O’Meara, who was appointed to the bench in 2016, says he considers himself a political independent.
“I have voted in numerous different primaries on all different sides,” O’Meara said. “I’m not really one party or the other.”
O’Meara said that he decided to run for judge in the Democratic primary because that primary is more broad-based and inclusive than the Republican primary.
Landek said that Navarro and O’Meara should have run as Republicans.
“Why would you portray yourself as Democrat if that’s not the case?” Landek said.
One reason not to run as a Republican is that you want to win.
Outside of the 13th Subcircuit, in the far northwest suburbs, and the 12th Subcircuit along the North Shore, Republican candidates for judge face long odds in Cook County.
“If you want to win you have to run in the Democratic primary, basically,” said Jack Leyhane a lawyer who writes a blog focusing on Cook County judicial races.
Since 2010, there have been 62 general election races in the Cook County judicial subcircuits. In only seven of those races did a Republican win, and all those wins came in the 12th and 13th subcircuits. Many races had no Republican candidate.

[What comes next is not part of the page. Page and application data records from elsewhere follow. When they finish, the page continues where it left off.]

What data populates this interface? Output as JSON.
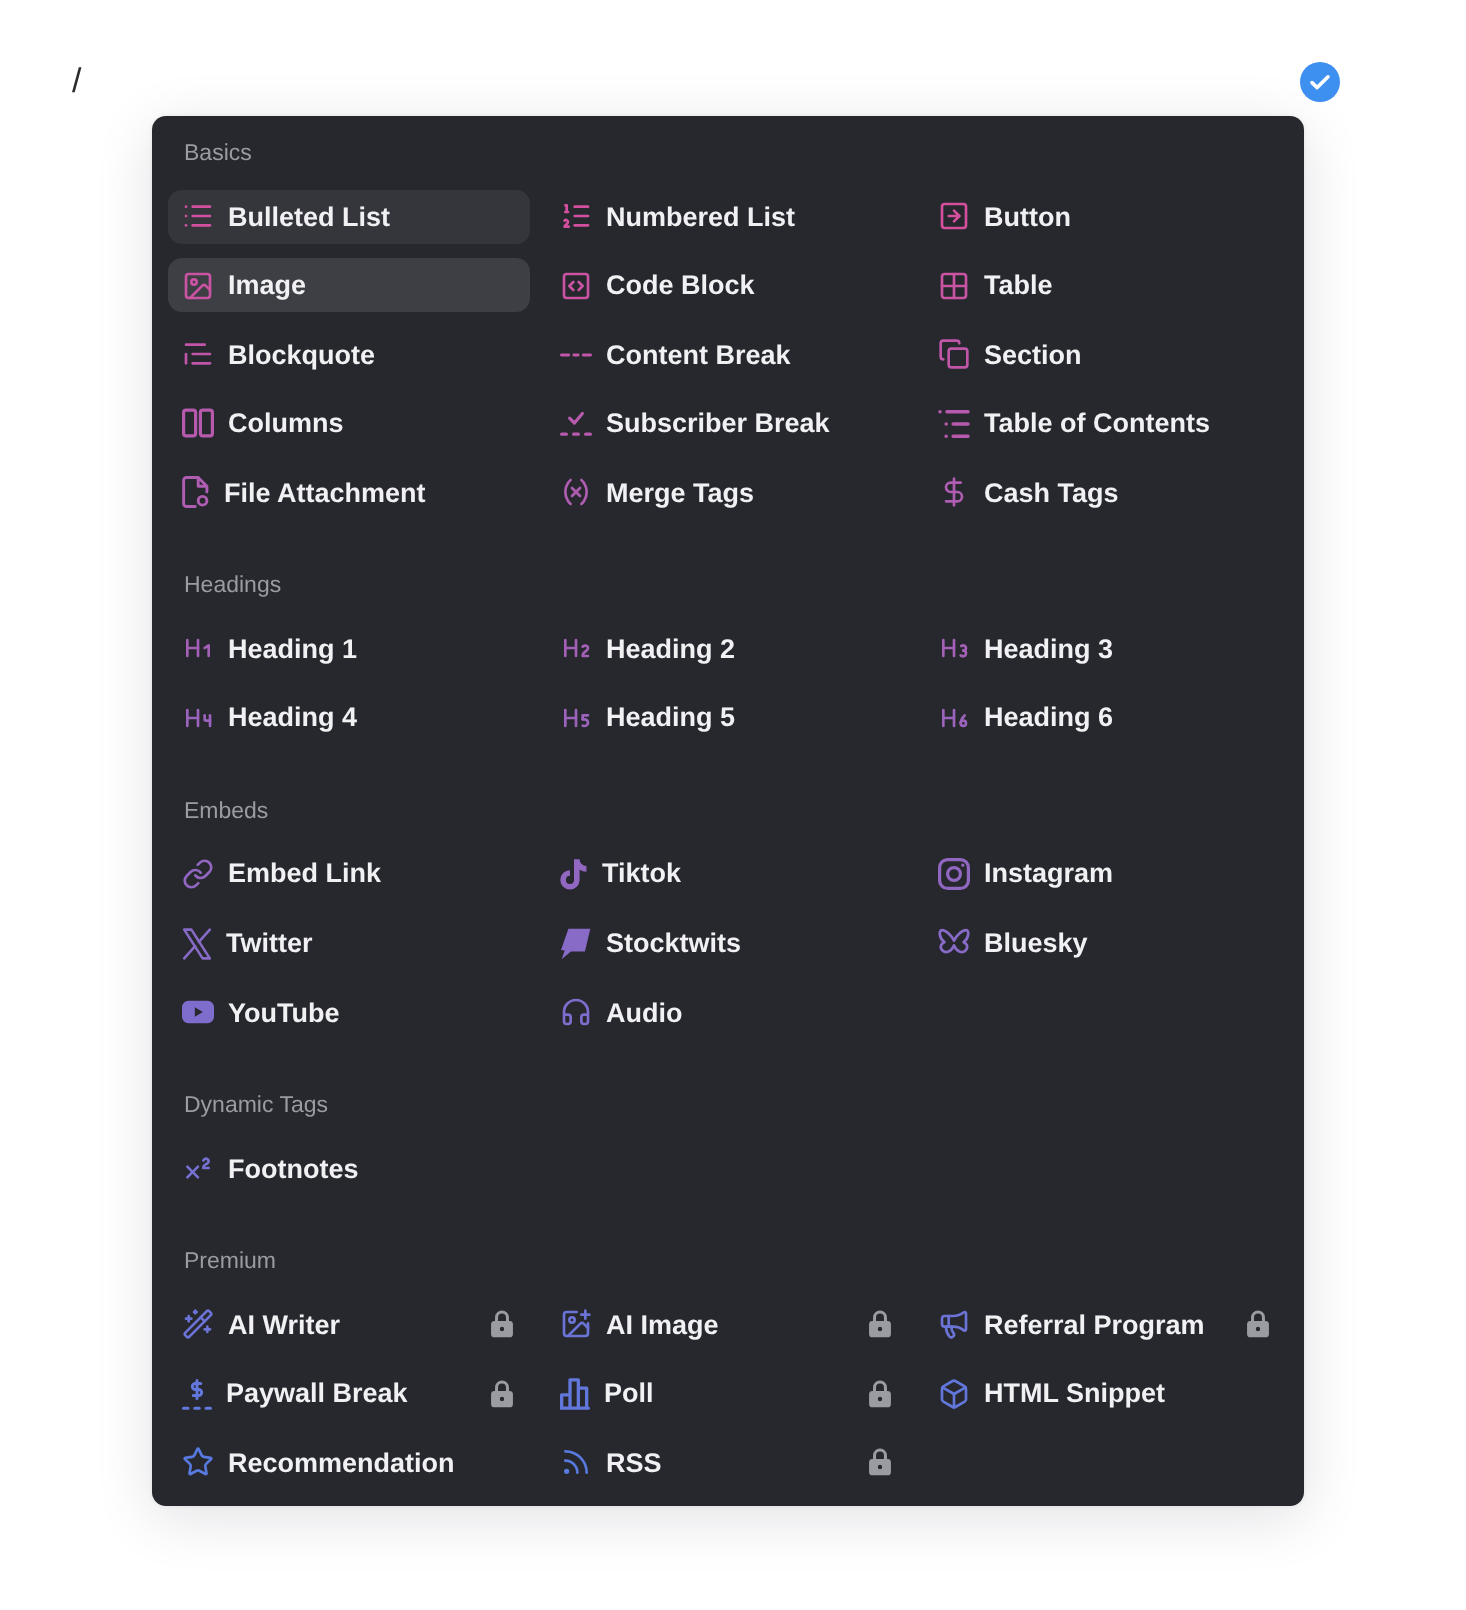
{
  "editor": {
    "text": "/"
  },
  "menu": {
    "sections": [
      {
        "title": "Basics",
        "items": [
          {
            "label": "Bulleted List",
            "selected": true,
            "hovered": false
          },
          {
            "label": "Numbered List",
            "selected": false,
            "hovered": false
          },
          {
            "label": "Button",
            "selected": false,
            "hovered": false
          },
          {
            "label": "Image",
            "selected": false,
            "hovered": true
          },
          {
            "label": "Code Block",
            "selected": false,
            "hovered": false
          },
          {
            "label": "Table",
            "selected": false,
            "hovered": false
          },
          {
            "label": "Blockquote",
            "selected": false,
            "hovered": false
          },
          {
            "label": "Content Break",
            "selected": false,
            "hovered": false
          },
          {
            "label": "Section",
            "selected": false,
            "hovered": false
          },
          {
            "label": "Columns",
            "selected": false,
            "hovered": false
          },
          {
            "label": "Subscriber Break",
            "selected": false,
            "hovered": false
          },
          {
            "label": "Table of Contents",
            "selected": false,
            "hovered": false
          },
          {
            "label": "File Attachment",
            "selected": false,
            "hovered": false
          },
          {
            "label": "Merge Tags",
            "selected": false,
            "hovered": false
          },
          {
            "label": "Cash Tags",
            "selected": false,
            "hovered": false
          }
        ]
      },
      {
        "title": "Headings",
        "items": [
          {
            "label": "Heading 1",
            "selected": false,
            "hovered": false
          },
          {
            "label": "Heading 2",
            "selected": false,
            "hovered": false
          },
          {
            "label": "Heading 3",
            "selected": false,
            "hovered": false
          },
          {
            "label": "Heading 4",
            "selected": false,
            "hovered": false
          },
          {
            "label": "Heading 5",
            "selected": false,
            "hovered": false
          },
          {
            "label": "Heading 6",
            "selected": false,
            "hovered": false
          }
        ]
      },
      {
        "title": "Embeds",
        "items": [
          {
            "label": "Embed Link",
            "selected": false,
            "hovered": false
          },
          {
            "label": "Tiktok",
            "selected": false,
            "hovered": false
          },
          {
            "label": "Instagram",
            "selected": false,
            "hovered": false
          },
          {
            "label": "Twitter",
            "selected": false,
            "hovered": false
          },
          {
            "label": "Stocktwits",
            "selected": false,
            "hovered": false
          },
          {
            "label": "Bluesky",
            "selected": false,
            "hovered": false
          },
          {
            "label": "YouTube",
            "selected": false,
            "hovered": false
          },
          {
            "label": "Audio",
            "selected": false,
            "hovered": false
          }
        ]
      },
      {
        "title": "Dynamic Tags",
        "items": [
          {
            "label": "Footnotes",
            "selected": false,
            "hovered": false
          }
        ]
      },
      {
        "title": "Premium",
        "items": [
          {
            "label": "AI Writer",
            "selected": false,
            "hovered": false,
            "locked": true
          },
          {
            "label": "AI Image",
            "selected": false,
            "hovered": false,
            "locked": true
          },
          {
            "label": "Referral Program",
            "selected": false,
            "hovered": false,
            "locked": true
          },
          {
            "label": "Paywall Break",
            "selected": false,
            "hovered": false,
            "locked": true
          },
          {
            "label": "Poll",
            "selected": false,
            "hovered": false,
            "locked": true
          },
          {
            "label": "HTML Snippet",
            "selected": false,
            "hovered": false,
            "locked": false
          },
          {
            "label": "Recommendation",
            "selected": false,
            "hovered": false,
            "locked": false
          },
          {
            "label": "RSS",
            "selected": false,
            "hovered": false,
            "locked": true
          }
        ]
      }
    ]
  }
}
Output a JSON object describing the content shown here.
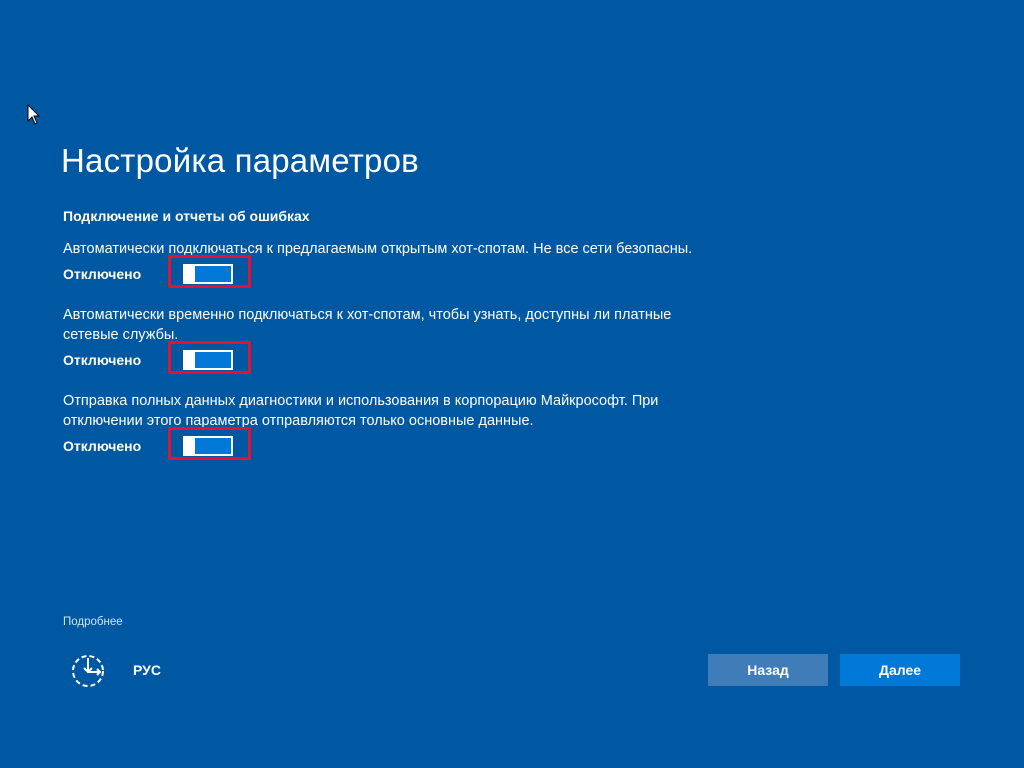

O’Meara, 51, has lived in Riverside since 2004. He was appointed to the bench in 2016 after being in private practice for more than 20 years focusing mostly on personal injury cases. For his first seven years or so he did defense work before switching to representing plaintiffs. He said he’s tried about 75 cases in front of a jury.
O’Meara has advanced rapidly as a judge. He now presides over a wide range of civil cases in his courtroom at the Richard J. Daley Center in Chicago after brief stops in traffic and eviction court.
Reggi, 65, has been a lawyer for nearly 38 years and has lived in Riverside for 30 years. After beginning his career as a prosecutor, Reggi has been in private practice since 1985. He is a sole practitioner who focuses on criminal defense, secretary of state hearings, real estate work and bankruptcy.
Last year, Reggi’s campaign made several modest contributions to politicians and political organizations in the 4th Subcircuit.
Citizens to Elect Martin D. Reggi contributed $500 to the campaign fund of Leyden Township Democratic Committeeman Barrett Pedersen, $280 to Landek’s Bridgeview Active Party, $350 to the campaign fund of Cook County Commissioner and McCook Mayor Jeff Tobolski, $350 to the Palos Township Democratic Organization, $250 to the Stickney Township Regular Democratic Organization and $600 to the campaign fund of state Rep. Chris Welch. His campaign also contributed to and $250 to the Bellwood First Party.
One of Reggi’s seven children, Martin Reggi Jr., worked on former Gov. Pat Quinn’s unsuccessful re-election campaign in 2014.
Reggi says that his experience and broad exposure to many types of law make him the most qualified candidate in the race.
There are two other candidates in O’Meara-Reggi race: Elizabeth Ciaccia-Lezza, a prosecutor in the Cook County State’s Attorney’s Office who lives in Westchester, and Danny Collins of LaGrange, a former assistant state’s attorney who is now a solo practitioner focusing on workman’s compensation cases and other employment matters.
A shorter version of this story appeared in the print edition.